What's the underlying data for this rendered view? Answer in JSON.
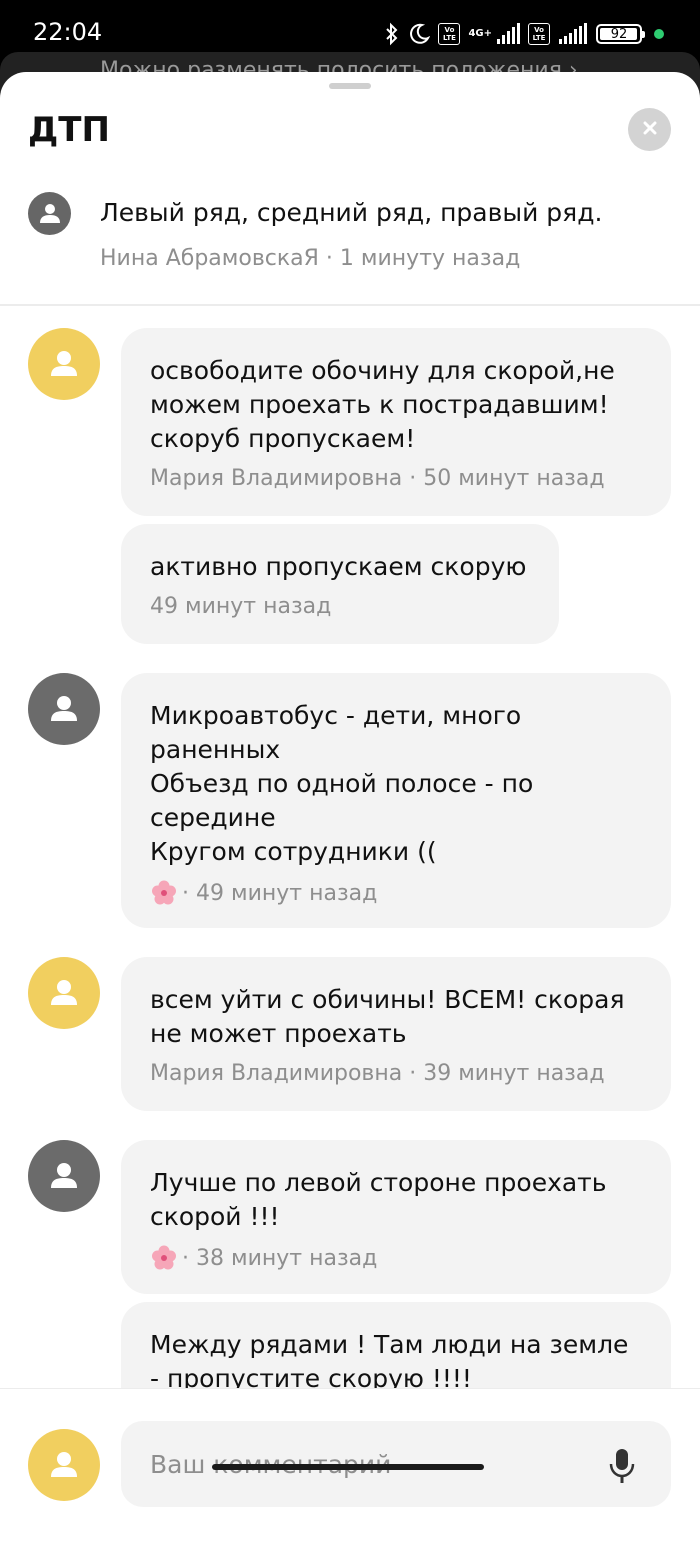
{
  "status_bar": {
    "time": "22:04",
    "battery_level": "92",
    "network_label": "4G+",
    "lte_badge_top": "Vo",
    "lte_badge_bottom": "LTE"
  },
  "behind_text": "Можно разменять полосить положения ›",
  "sheet": {
    "title": "ДТП"
  },
  "pinned": {
    "text": "Левый ряд, средний ряд, правый ряд.",
    "meta": "Нина АбрамовскаЯ · 1 минуту назад"
  },
  "comments": [
    {
      "avatar_color": "yellow",
      "text": "освободите обочину для скорой,не\nможем проехать к пострадавшим!\nскоруб пропускаем!",
      "meta": "Мария Владимировна · 50 минут назад"
    },
    {
      "text": "активно пропускаем скорую",
      "meta": "49 минут назад"
    },
    {
      "avatar_color": "gray",
      "text": "Микроавтобус - дети, много\nраненных\nОбъезд по одной полосе - по\nсередине\nКругом сотрудники ((",
      "meta": "· 49 минут назад",
      "meta_icon": "flower-icon"
    },
    {
      "avatar_color": "yellow",
      "text": "всем уйти с обичины! ВСЕМ! скорая\nне может проехать",
      "meta": "Мария Владимировна · 39 минут назад"
    },
    {
      "avatar_color": "gray",
      "text": "Лучше по левой стороне проехать\nскорой !!!",
      "meta": "· 38 минут назад",
      "meta_icon": "flower-icon"
    },
    {
      "text": "Между рядами ! Там люди на земле\n- пропустите скорую !!!!",
      "meta": ""
    }
  ],
  "input": {
    "placeholder": "Ваш комментарий"
  },
  "colors": {
    "avatar_yellow": "#f1cf5f",
    "avatar_gray": "#6b6b6b",
    "bubble_bg": "#f3f3f3",
    "meta_text": "#8e8e8e"
  }
}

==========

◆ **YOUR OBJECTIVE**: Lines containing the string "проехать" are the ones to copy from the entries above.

◆ **ANSWER TO THIS EXERCISE**:
      "text": "освободите обочину для скорой,не\nможем проехать к пострадавшим!\nскоруб пропускаем!",
      "text": "всем уйти с обичины! ВСЕМ! скорая\nне может проехать",
      "text": "Лучше по левой стороне проехать\nскорой !!!",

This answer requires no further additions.